NEW YEAR, NEW FEATURES

Improved Reference Library layout

More items added to Reference Library including the Victims Code of Practice and Making Victim Personal Statement leaflets

Help 4 Victims – This section is broken down into each police force area with links to documents which will be of use to you, colleagues and victims of crime

Products 4 Police – View the most trusted products within the policing industry.

Push Notifications – To keep you up to date with content updates and all things related to Pocket Sergeant

NOVEMBER 2016

5x5x5 Intelligence Submission – Requested by several of people, this information is vital for submitting a best practice submission of intelligence. We have broken this down into three categories for you: Information / Intelligence Evaluation, Source Grading and what is to be included in the main body of the report. We have created an Intelligence Submissions category to make it extra easy to locate!

Conveyance of prohibited articles into or out of prison – This offence can be complex and confusing if it was placed all in one piece of information. There are four offences surrounding conveyance / throwing articles. Some are more serious than others. We have created a new category, “Prison Related Offences” which these have been added to.​

Brings or Otherwise Conveys a Restricted Document Out of a Prison – We added this to the above category too.

Power to Enter and Search Club Premises – Section 97 Licensing Act 2003 – This was another request sent to our mailbox. Added to the “Licensing” category.

Impersonating a Police Officer – Requested by another one of our regular users who asked if this could be included in the next update

Produce controlled drug of Class B – Cannabis – This existing item has been added to which now includes a “three strike system” involving Cannabis possession

Persistently Loitering or Soliciting for Prostitution – Further guidance provided in the “More” section which elaborates on loitering, the word, “persistently”  and prostitute cautions.

SEPTEMBER 2016

Special warnings – Criminal Justice and Public Order Act 1994,Sections 36 and 37 PACE Code C. Wordings updated to reflect latest changes in Code C.

Section 136 Mental Health Act 1983 – Wordings no longer applicable to this piece of legislation have been removed. Current definition of “Mental Disorder” added.

Section 1 Criminal Attempts Act 1981 – Definition and Points to Prove amended accordingly

Section 30 of Anti-Social Behaviour Act 2003 – Dispersal of Groups – Removed as no longer applies

Section 1 Street Offences Act 1959 – Definition and Points to Prove amended.

Section 12 and 13 Criminal Justice and Police act 2001 – Alcohol consumption in designated public place – removed

I D C O P P L A N – Minor amendments

Section 4 and 17 Pedlars Act 1871 – Definitions updates

The Victim’s Code – 2013 version replaced

Section 1 of the Computer Misuse Act 1990 — Points to Prove updated

All Fraud Offences- The “More” sections added to significantly. Some of which discuss the offence wording in more detail and stated cases.

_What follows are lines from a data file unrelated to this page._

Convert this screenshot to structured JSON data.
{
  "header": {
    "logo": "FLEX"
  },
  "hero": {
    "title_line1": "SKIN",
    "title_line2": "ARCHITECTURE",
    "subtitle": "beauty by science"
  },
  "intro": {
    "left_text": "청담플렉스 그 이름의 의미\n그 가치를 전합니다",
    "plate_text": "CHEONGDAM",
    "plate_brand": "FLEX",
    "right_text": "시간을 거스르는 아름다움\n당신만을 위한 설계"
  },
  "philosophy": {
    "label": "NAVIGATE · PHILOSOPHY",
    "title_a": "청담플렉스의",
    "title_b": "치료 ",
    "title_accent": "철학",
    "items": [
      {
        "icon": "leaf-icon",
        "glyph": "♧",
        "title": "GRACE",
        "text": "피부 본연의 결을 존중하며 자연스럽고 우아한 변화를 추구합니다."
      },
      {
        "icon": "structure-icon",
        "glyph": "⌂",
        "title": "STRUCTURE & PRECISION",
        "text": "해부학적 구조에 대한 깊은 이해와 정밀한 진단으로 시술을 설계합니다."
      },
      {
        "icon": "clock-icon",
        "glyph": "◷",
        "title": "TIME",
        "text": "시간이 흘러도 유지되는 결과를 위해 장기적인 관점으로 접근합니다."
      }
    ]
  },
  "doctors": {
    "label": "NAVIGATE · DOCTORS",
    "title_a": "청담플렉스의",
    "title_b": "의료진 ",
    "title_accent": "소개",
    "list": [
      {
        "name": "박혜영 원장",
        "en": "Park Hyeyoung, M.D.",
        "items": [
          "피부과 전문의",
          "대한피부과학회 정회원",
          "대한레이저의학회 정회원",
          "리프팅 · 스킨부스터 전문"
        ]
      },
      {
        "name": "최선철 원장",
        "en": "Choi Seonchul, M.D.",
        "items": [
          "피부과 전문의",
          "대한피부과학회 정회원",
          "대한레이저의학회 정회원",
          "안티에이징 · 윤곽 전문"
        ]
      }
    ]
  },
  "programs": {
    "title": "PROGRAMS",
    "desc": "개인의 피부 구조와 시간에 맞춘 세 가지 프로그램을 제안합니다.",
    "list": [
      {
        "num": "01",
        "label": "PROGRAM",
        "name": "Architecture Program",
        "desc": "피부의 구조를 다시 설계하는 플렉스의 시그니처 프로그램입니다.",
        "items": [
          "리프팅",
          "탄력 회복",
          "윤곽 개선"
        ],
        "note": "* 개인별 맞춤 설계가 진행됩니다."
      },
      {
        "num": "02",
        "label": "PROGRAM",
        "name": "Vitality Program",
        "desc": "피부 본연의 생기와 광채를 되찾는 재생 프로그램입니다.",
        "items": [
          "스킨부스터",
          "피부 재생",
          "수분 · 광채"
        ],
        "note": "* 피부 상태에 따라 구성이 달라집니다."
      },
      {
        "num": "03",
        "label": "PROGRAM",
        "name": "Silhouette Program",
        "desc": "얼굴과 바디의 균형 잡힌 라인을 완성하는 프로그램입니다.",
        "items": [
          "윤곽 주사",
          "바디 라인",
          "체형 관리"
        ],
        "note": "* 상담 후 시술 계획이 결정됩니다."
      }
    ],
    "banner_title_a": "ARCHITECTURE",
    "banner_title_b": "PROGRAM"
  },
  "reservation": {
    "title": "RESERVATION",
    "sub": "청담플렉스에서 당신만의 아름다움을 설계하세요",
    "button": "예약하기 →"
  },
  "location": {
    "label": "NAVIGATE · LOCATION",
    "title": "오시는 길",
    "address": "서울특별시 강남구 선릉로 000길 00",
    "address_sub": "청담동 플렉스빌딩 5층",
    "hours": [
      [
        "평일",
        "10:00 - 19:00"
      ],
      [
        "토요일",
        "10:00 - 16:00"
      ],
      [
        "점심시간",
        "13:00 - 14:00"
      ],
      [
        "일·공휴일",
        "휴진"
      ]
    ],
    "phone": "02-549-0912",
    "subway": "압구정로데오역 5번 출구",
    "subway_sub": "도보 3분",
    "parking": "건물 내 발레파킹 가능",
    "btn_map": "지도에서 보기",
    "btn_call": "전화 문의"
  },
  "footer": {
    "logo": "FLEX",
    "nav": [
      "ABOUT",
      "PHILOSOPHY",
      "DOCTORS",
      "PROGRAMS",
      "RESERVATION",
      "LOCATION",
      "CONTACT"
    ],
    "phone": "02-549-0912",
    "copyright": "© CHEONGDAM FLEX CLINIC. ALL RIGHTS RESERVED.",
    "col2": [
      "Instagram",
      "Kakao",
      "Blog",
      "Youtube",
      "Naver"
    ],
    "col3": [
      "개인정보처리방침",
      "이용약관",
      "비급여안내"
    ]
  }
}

Self Defence – Comprehensive guide on self defence which covers various powers, stated cases, reasonable force. householder cases, pre-emptive strikes, retreating, revenge and MORE!

AUGUST 2016

Checklists – Cannabis identification and interpreter statement guides!

JULY 2016

Section 241 Trade Union and Labour Relations Act – Added as requested!

List of controlled drugs (in A-Z order) – Added as requested!

Trespass on land when alternative site is not available – Offence added – again, as requested!

JUNE 2016

Checklist layout –  Improved significantly! Easier to read and now when you tick off a point, the font turns bold

Electoral Offences – These were added to assist those who were policing the EU Referendum ballots

MAY 2016

Psychoactive Substances Act 2016 – These offences were added to cover the possession / supply of legal highs

MARCH 2016

Missing People – Two checklists added. The first covers the information required when obtaining information about a missing person. The second checklist covers initial actions / considerations when searching for a missing person.